0_equals_true wrote:
graemephillips wrote:
I have no intention of doing any further research into child development. If the Bible describes it as mandatory (Proverbs 13:24), then as far as I'm concerned, I have absolutely no reason to look into things any further. It is my view that no human has any wisdom in excess of that in the Bible.

Wow sanctioned ignorance, nice. :roll: Hopefully the child will grow up with a bit more exposure and realise that just because they are fallible doesn’t mean that some books written ages ago are more profound.

Besides you like anyone are a cherry picker. Even the old testament is known to have different versions.

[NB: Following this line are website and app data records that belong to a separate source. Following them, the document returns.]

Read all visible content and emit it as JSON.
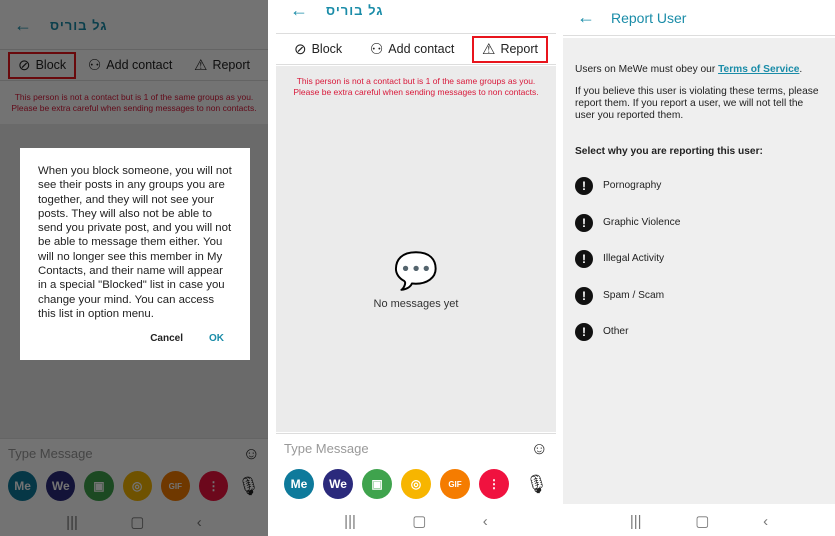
{
  "chat": {
    "contact_name": "גל בוריס",
    "toolbar": {
      "block": "Block",
      "add_contact": "Add contact",
      "report": "Report"
    },
    "warning": "This person is not a contact but is 1 of the same groups as you. Please be extra careful when sending messages to non contacts.",
    "empty_state": "No messages yet",
    "input_placeholder": "Type Message",
    "buttons": [
      {
        "label": "Me",
        "color": "#0e7a9b"
      },
      {
        "label": "We",
        "color": "#2b2a7c"
      },
      {
        "label": "image-icon",
        "color": "#3fa34d"
      },
      {
        "label": "camera-icon",
        "color": "#f7b500"
      },
      {
        "label": "GIF",
        "color": "#f57c00"
      },
      {
        "label": "more-icon",
        "color": "#f0123f"
      }
    ]
  },
  "dialog": {
    "text": "When you block someone, you will not see their posts in any groups you are together, and they will not see your posts. They will also not be able to send you private post, and you will not be able to message them either. You will no longer see this member in My Contacts, and their name will appear in a special \"Blocked\" list in case you change your mind. You can access this list in option menu.",
    "cancel": "Cancel",
    "ok": "OK"
  },
  "report": {
    "title": "Report User",
    "intro_prefix": "Users on MeWe must obey our ",
    "tos_link": "Terms of Service",
    "intro_suffix": ".",
    "explain": "If you believe this user is violating these terms, please report them. If you report a user, we will not tell the user you reported them.",
    "select": "Select why you are reporting this user:",
    "reasons": [
      "Pornography",
      "Graphic Violence",
      "Illegal Activity",
      "Spam / Scam",
      "Other"
    ]
  },
  "colors": {
    "accent": "#1a8ca8",
    "warning": "#d8193a",
    "highlight": "#e8141c"
  }
}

I don't suppose you follow the gospels of Mary Magdalene or Judus?


No, I believe the scriptures as they stand to be infallible and I don't need to refer to the mentioned gospels.

I am not entirely sure what the point you are trying to make is. Your statements are so disparate that the only thing I can conclude is that you are trying to express your disapproval of my decision to accept Jesus Christ as my Lord and Saviour.

Why should I believe you have any more wisdom than the Bible?